> Work to be completed: When a line of the records contains "JSON", copy it.

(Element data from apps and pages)
== Segment start ==
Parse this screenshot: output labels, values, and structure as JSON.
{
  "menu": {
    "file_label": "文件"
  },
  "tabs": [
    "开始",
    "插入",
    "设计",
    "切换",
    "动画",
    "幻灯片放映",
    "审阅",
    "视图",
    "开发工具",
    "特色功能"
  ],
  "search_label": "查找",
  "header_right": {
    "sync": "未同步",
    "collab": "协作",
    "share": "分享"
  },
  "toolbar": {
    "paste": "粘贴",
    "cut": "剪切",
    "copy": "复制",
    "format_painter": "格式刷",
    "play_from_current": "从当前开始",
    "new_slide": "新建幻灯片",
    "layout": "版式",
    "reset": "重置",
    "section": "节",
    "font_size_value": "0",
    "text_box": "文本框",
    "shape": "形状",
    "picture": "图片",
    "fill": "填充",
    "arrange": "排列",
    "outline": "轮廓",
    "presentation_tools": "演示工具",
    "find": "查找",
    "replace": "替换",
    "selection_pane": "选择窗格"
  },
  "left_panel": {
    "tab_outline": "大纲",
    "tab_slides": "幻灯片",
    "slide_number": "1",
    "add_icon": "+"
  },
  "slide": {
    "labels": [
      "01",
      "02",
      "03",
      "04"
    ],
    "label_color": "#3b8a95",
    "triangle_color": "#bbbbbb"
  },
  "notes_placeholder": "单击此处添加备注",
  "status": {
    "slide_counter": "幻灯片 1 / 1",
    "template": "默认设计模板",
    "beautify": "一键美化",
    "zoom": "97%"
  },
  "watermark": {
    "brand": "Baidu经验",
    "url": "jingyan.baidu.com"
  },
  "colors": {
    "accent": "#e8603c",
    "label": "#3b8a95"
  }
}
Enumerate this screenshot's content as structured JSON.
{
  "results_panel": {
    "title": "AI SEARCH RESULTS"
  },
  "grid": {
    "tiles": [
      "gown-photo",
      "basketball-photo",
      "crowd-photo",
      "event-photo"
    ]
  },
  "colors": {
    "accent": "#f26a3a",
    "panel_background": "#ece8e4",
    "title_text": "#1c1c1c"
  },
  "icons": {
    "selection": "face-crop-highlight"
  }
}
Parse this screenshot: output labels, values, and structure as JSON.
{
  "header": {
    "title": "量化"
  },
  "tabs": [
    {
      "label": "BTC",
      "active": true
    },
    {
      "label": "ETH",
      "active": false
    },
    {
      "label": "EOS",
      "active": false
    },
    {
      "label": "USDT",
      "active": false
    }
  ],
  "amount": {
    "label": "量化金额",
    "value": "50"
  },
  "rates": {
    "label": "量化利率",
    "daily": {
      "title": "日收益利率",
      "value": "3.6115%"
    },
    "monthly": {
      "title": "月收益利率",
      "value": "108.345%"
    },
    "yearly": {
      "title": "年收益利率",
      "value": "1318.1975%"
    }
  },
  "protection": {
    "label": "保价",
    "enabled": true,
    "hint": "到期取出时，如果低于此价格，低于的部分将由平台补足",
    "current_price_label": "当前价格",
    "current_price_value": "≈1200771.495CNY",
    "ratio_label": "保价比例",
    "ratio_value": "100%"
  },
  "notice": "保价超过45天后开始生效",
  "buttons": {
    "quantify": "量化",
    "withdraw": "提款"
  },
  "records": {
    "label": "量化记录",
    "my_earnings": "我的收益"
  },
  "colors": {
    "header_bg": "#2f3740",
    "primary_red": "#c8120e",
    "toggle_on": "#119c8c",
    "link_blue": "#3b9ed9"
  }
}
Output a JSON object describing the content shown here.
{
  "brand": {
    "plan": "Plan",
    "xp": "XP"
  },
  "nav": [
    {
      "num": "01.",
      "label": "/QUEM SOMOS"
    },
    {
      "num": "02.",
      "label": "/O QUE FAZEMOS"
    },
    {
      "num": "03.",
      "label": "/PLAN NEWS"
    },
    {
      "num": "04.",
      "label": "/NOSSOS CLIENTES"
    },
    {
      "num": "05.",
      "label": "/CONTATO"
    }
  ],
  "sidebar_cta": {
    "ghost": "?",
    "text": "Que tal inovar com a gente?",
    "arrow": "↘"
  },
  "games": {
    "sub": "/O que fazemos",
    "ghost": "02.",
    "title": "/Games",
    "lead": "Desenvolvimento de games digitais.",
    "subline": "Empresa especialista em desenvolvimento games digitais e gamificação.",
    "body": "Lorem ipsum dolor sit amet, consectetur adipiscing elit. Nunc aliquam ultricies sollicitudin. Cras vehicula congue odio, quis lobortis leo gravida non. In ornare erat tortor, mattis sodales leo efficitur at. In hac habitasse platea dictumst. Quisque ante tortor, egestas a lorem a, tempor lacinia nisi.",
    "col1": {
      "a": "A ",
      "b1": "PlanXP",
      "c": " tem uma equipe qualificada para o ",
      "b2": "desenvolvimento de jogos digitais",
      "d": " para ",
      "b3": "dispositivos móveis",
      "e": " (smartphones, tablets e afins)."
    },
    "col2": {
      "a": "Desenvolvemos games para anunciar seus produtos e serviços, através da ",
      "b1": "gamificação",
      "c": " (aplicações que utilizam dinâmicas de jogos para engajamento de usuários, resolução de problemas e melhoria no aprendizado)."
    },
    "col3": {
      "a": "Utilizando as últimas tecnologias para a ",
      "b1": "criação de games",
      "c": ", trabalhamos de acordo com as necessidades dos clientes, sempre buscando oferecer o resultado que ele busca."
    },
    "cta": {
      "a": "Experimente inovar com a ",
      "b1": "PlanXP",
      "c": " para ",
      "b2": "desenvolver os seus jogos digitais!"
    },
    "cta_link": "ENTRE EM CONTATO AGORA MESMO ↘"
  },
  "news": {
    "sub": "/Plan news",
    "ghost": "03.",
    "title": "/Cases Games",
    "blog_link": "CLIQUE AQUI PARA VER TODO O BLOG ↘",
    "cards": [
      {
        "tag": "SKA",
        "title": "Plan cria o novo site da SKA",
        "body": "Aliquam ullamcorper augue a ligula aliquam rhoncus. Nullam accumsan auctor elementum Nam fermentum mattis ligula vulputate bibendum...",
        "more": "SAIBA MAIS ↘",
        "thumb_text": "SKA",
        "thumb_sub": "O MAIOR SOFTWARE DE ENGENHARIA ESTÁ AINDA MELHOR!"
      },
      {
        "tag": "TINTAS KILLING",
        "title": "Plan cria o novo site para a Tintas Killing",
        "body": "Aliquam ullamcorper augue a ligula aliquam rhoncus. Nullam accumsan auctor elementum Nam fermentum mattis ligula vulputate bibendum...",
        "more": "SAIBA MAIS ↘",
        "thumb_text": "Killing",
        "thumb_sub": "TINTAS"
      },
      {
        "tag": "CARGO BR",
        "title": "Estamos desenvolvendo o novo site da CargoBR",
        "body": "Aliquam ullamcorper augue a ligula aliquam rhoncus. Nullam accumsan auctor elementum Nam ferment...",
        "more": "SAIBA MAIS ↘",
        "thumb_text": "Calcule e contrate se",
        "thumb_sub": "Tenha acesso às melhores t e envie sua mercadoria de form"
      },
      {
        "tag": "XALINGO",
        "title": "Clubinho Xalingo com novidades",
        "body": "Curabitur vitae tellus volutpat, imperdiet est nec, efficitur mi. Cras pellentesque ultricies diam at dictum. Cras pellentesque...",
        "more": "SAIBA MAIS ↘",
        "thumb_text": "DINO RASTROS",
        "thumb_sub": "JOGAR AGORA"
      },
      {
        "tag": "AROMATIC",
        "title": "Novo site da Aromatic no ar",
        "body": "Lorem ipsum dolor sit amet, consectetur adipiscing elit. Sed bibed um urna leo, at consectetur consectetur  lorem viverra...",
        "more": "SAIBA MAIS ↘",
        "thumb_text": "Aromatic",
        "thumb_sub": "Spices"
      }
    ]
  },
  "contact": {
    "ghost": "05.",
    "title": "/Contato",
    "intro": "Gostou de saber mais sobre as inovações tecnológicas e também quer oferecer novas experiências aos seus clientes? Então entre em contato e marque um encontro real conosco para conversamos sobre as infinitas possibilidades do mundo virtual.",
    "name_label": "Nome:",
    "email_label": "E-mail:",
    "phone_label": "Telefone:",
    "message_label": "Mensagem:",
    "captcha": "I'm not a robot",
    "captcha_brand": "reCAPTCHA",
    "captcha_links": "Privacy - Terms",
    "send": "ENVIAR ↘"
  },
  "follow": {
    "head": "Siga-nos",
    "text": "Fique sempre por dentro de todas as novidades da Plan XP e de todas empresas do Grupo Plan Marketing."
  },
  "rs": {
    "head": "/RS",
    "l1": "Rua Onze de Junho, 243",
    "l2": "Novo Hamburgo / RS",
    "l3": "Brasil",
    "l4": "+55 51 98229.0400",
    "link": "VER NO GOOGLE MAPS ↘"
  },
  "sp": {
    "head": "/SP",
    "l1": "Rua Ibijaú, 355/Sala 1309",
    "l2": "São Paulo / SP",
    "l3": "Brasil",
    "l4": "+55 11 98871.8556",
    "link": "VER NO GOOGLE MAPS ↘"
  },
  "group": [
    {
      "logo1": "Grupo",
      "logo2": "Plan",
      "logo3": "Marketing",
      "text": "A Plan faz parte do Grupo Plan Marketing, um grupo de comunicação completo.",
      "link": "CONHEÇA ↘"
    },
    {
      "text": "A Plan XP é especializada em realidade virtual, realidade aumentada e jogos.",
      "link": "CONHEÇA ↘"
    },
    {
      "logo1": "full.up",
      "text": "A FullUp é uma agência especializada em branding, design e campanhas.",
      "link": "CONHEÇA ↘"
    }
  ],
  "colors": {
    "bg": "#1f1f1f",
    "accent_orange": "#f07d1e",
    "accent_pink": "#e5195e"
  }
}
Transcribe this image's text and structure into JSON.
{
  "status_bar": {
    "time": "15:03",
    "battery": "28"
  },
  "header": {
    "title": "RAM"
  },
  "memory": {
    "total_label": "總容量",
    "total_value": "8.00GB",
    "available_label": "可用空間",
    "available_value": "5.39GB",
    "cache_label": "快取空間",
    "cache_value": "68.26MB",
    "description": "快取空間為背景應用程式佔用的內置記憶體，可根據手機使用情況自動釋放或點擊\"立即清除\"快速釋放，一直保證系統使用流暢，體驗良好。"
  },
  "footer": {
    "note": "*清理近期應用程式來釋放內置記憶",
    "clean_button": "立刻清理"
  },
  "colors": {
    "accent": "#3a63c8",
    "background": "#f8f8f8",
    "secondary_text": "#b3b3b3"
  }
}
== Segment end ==
> Result for this task:
Parse this screenshot: output labels, values, and structure as JSON.
Enumerate this screenshot's content as structured JSON.
Parse this screenshot: output labels, values, and structure as JSON.
Output a JSON object describing the content shown here.
Transcribe this image's text and structure into JSON.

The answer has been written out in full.